## PROBLEM STATEMENT
Please show all lines of the records that include "JSON".

---

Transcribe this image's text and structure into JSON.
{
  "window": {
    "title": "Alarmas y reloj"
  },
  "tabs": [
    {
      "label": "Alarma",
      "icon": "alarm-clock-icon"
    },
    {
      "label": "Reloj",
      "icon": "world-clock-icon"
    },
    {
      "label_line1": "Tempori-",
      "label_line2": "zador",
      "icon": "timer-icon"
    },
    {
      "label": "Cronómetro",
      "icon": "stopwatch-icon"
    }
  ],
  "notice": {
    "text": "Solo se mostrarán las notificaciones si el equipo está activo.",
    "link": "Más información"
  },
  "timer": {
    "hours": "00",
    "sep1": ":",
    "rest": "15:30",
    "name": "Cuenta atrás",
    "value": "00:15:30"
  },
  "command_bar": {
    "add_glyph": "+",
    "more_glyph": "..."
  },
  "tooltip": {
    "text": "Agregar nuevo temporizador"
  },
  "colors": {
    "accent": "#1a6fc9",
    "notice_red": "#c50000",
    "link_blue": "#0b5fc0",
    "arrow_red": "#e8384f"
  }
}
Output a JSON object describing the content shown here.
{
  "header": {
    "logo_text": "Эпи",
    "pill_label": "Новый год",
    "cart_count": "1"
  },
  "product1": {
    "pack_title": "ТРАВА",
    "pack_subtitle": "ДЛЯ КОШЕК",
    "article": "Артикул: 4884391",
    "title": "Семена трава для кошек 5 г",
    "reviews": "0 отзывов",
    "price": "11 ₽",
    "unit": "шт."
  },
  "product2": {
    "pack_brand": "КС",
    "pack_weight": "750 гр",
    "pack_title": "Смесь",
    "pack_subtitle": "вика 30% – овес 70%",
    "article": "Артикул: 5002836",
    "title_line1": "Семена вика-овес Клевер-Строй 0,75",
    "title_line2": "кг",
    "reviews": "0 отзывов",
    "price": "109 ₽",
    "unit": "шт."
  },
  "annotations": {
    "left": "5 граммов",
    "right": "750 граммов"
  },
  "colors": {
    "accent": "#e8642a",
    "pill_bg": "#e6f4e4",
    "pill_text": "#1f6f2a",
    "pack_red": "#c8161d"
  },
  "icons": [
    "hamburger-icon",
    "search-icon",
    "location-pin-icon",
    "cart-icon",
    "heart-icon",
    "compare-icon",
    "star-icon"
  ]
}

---

## RESULT
Transcribe this image's text and structure into JSON.
Output a JSON object describing the content shown here.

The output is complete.